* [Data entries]
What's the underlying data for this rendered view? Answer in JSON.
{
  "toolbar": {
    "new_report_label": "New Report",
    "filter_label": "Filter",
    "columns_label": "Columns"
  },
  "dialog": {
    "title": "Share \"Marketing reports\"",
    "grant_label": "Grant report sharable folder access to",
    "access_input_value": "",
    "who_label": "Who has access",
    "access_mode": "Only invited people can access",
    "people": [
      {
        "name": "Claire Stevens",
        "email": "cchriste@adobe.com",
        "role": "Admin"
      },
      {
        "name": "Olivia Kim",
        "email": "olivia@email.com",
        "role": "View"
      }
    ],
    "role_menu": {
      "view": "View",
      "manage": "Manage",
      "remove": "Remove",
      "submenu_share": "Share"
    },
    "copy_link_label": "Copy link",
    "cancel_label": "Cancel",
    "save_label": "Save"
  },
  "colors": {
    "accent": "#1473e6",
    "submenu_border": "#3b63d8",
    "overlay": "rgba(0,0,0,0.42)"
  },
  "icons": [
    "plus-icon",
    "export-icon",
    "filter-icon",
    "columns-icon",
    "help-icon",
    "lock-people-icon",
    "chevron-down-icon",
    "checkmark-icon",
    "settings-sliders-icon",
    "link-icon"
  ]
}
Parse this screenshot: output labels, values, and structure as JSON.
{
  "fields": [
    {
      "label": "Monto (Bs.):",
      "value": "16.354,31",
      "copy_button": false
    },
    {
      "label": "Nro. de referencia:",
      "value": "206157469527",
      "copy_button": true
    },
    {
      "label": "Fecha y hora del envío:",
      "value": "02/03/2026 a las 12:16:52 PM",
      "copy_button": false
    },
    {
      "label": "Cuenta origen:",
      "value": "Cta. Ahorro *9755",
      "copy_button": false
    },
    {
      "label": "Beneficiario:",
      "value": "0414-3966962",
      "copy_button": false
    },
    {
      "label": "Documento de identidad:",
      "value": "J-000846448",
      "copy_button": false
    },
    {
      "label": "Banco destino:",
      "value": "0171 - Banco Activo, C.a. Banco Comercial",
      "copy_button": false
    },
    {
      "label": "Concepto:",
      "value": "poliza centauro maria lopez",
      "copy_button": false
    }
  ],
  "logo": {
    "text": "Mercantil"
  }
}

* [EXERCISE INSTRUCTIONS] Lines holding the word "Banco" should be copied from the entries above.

* [EXERCISE OUTPUT]
      "label": "Banco destino:",
      "value": "0171 - Banco Activo, C.a. Banco Comercial",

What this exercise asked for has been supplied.